Content starts

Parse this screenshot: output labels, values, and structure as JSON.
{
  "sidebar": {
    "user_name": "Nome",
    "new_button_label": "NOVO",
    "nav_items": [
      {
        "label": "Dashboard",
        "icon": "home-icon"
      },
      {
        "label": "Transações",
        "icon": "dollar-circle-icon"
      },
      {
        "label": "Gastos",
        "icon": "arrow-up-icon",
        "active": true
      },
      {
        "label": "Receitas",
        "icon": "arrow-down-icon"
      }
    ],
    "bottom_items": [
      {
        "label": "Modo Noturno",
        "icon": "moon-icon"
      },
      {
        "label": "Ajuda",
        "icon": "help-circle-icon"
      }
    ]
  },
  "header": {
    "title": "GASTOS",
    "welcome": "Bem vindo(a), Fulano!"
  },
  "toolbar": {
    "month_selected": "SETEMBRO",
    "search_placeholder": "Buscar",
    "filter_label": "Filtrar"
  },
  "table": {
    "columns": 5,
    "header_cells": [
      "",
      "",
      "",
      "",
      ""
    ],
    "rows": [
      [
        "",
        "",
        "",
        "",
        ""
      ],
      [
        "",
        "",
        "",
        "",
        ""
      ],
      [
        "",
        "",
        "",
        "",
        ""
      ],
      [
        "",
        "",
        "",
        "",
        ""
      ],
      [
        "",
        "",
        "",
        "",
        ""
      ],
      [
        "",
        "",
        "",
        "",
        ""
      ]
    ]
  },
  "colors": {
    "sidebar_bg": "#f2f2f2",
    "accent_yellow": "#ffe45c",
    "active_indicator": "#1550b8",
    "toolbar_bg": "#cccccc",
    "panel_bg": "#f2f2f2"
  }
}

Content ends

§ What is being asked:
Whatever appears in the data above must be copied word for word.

§ Exercise result:
Parse this screenshot: output labels, values, and structure as JSON.
{
  "sidebar": {
    "user_name": "Nome",
    "new_button_label": "NOVO",
    "nav_items": [
      {
        "label": "Dashboard",
        "icon": "home-icon"
      },
      {
        "label": "Transações",
        "icon": "dollar-circle-icon"
      },
      {
        "label": "Gastos",
        "icon": "arrow-up-icon",
        "active": true
      },
      {
        "label": "Receitas",
        "icon": "arrow-down-icon"
      }
    ],
    "bottom_items": [
      {
        "label": "Modo Noturno",
        "icon": "moon-icon"
      },
      {
        "label": "Ajuda",
        "icon": "help-circle-icon"
      }
    ]
  },
  "header": {
    "title": "GASTOS",
    "welcome": "Bem vindo(a), Fulano!"
  },
  "toolbar": {
    "month_selected": "SETEMBRO",
    "search_placeholder": "Buscar",
    "filter_label": "Filtrar"
  },
  "table": {
    "columns": 5,
    "header_cells": [
      "",
      "",
      "",
      "",
      ""
    ],
    "rows": [
      [
        "",
        "",
        "",
        "",
        ""
      ],
      [
        "",
        "",
        "",
        "",
        ""
      ],
      [
        "",
        "",
        "",
        "",
        ""
      ],
      [
        "",
        "",
        "",
        "",
        ""
      ],
      [
        "",
        "",
        "",
        "",
        ""
      ],
      [
        "",
        "",
        "",
        "",
        ""
      ]
    ]
  },
  "colors": {
    "sidebar_bg": "#f2f2f2",
    "accent_yellow": "#ffe45c",
    "active_indicator": "#1550b8",
    "toolbar_bg": "#cccccc",
    "panel_bg": "#f2f2f2"
  }
}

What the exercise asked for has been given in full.